- By Dian Schaffhauser
Scaling up the practices of personalized learning from "pilot" stage to school-wide implementation requires heavy doses of vision in
decision-making, a culture of innovation and risk-taking and a willingness to be transparent in dealings with the school board, unions, parents
and others as the program unfolds. Those are the broad conditions necessary for implementing "student-centered" teaching and learning,
according to extensive research by KnowledgeWorks. But alongside district work,
there's much that states themselves need to do to remove regulatory and policy barriers that stand in the way of districts being able to grow
their personalized learning programs.
KnowledgeWorks promotes competency-based education and early college high schools alongside creation and delivery of tools, training and
assistance to schools that wish to adopt personalized learning practices. A new
report from the organization
funded by the Nellie Mae Education Foundation extends previous work to create a
framework through which schools can transition to the system-wide use of personalized learning to help their students be better prepared for
college and career.
"A State Policy Framework for
Scaling Personalized Learning" calls for states to examine what they can do to help their districts, whether it be funding state grant
programs, developing a state waiver process or building in flexibility in order for districts to be able to implement the conditions to scale
up their personalized learning environments.
According to the report, states should give districts five years to flesh out and implement their personalized learning visions and offer a
one-year conditional approval in order to kick off the planning effort.

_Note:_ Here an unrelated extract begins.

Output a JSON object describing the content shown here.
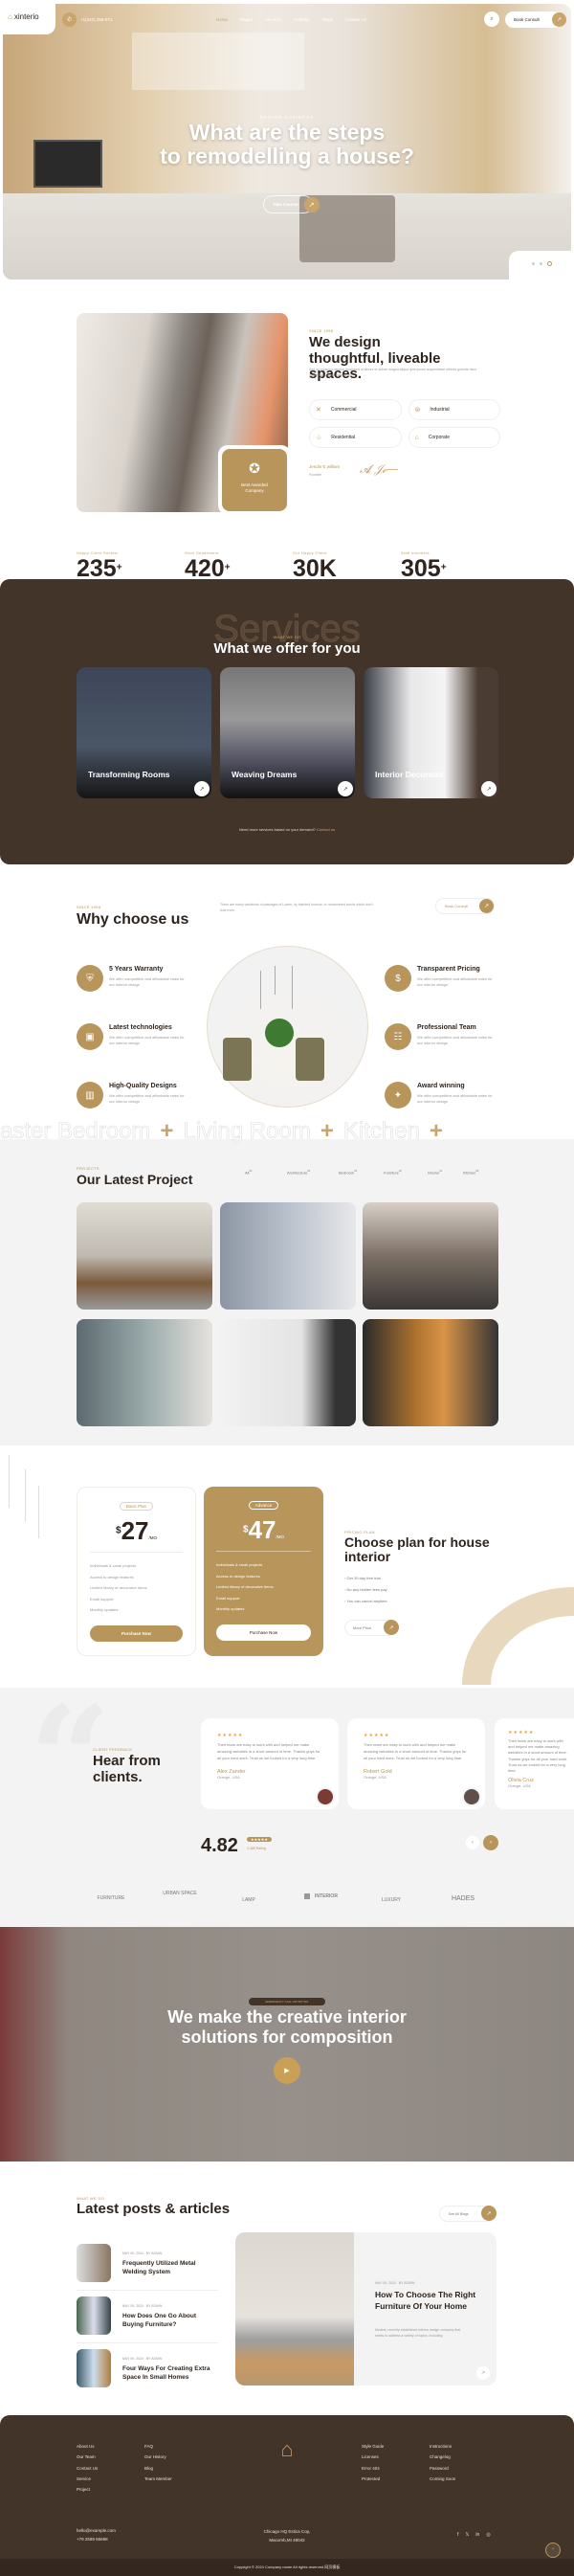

During each of the five years, the framework advises a particular stage
of the work to be in process.
- Year one: Planning and development;
- Year two: Submission to the state by the district of an implementation plan. After final approval is granted by the state, implementation
- Years three and four: District-level implementation continues and evaluation criteria is monitored; and
- Year five: Implementation continues and the district develops a long-term sustainability plan.
Flexibility is a watchword. For example, personalized learning calls for implementation of a comprehensive assessment system with
formative, interim and summative assessments to monitor student progress and adjust day-to-day learning activities. In Oregon, the report
noted, students are given multiple opportunities to show their mastery; that includes being able to take statewide assessments many times if
Another condition of successful scale-up of personalized learning is the need for a district to offer a professional development program
that fosters a culture of collaboration and continuous improvement while using technology to customize that training for each teacher and make
it available any place and anytime. In Michigan, the report noted, teachers have flexibility in how they earn professional development credits.
"By adopting this state policy framework, states and districts will be empowered to overcome barriers of a system that was designed for a
time that has long since passed," KnowledgeWorks President and CEO Judy Peppler said in a prepared statement. "Only then will we be able to
ensure every student can experience meaningful personalized learning that enables him or her to succeed."
The report is available for download on the KnowledgeWorks site.
Dian Schaffhauser is a senior contributing editor for 1105 Media's education publications THE Journal and Campus Technology. She can be reached at firstname.lastname@example.org or on Twitter @schaffhauser.